(Treas"ur*er*ship), n. The office of treasurer.
(Treas"ur*ess), n. A woman who is a treasurer. [R.]
(Treas"ure-trove`) n. [Treasure + OF. trové, F. trouvé, p. p. of OF. trover to find, F. trouver.
See Trover.] (Common Law) Any money, bullion, or the like, found in the earth, or otherwise hidden,
the owner of which is not known.
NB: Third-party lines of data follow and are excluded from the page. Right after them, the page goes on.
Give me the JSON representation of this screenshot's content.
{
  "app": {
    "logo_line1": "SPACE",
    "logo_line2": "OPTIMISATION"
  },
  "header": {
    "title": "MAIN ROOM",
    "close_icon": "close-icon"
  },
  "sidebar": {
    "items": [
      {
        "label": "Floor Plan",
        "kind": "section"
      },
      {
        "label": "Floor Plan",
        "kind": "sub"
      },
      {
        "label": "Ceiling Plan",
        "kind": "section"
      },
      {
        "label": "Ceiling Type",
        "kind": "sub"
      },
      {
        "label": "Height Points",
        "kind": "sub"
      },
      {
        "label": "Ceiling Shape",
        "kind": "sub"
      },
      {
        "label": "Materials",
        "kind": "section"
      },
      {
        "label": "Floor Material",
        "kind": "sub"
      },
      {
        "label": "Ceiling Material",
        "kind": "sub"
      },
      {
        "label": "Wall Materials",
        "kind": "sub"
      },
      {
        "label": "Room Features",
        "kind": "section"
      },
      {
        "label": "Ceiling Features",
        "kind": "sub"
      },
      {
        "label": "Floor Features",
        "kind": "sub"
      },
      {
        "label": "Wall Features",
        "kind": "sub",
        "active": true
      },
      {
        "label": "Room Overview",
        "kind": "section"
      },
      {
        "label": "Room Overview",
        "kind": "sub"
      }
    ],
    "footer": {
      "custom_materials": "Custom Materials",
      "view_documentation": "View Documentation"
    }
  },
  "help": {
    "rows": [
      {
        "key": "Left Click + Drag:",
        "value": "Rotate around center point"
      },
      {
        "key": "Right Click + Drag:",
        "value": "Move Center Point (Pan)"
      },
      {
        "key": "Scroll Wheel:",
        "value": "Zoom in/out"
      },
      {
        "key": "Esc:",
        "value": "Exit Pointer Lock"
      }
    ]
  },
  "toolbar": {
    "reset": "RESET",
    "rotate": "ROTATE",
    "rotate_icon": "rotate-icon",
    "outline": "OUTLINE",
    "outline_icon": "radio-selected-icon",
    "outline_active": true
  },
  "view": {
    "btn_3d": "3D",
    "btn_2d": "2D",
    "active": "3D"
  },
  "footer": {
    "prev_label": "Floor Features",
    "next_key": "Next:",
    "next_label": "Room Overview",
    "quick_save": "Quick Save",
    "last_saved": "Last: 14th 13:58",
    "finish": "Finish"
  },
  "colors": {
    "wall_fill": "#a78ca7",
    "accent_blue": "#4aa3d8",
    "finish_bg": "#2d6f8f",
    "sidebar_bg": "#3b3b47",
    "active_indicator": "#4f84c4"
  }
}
In England such treasure belongs to the crown; whereas similar treasure
found in the sea, or upon the surface of the land, belongs to the finder if no owner appears.
(Treas"ur*y) n.; pl. Treasuries [OE. tresorie, F. trésorerie.]
1. A place or building in which stores of wealth are deposited; especially, a place where public revenues
are deposited and kept, and where money is disbursed to defray the expenses of government; hence,
also, the place of deposit and disbursement of any collected funds.
2. That department of a government which has charge of the finances.
3. A repository of abundance; a storehouse.
4. Hence, a book or work containing much valuable knowledge, wisdom, wit, or the like; a thesaurus; as,
" Maunder's Treasury of Botany."
5. A treasure. [Obs.] Marston.
Board of treasury, the board to which is intrusted the management of all matters relating to the sovereign's
civil list or other revenues. [Eng.] Brande & C. Treasury bench, the first row of seats on the right
hand of the Speaker in the House of Commons; so called because occupied by the first lord of the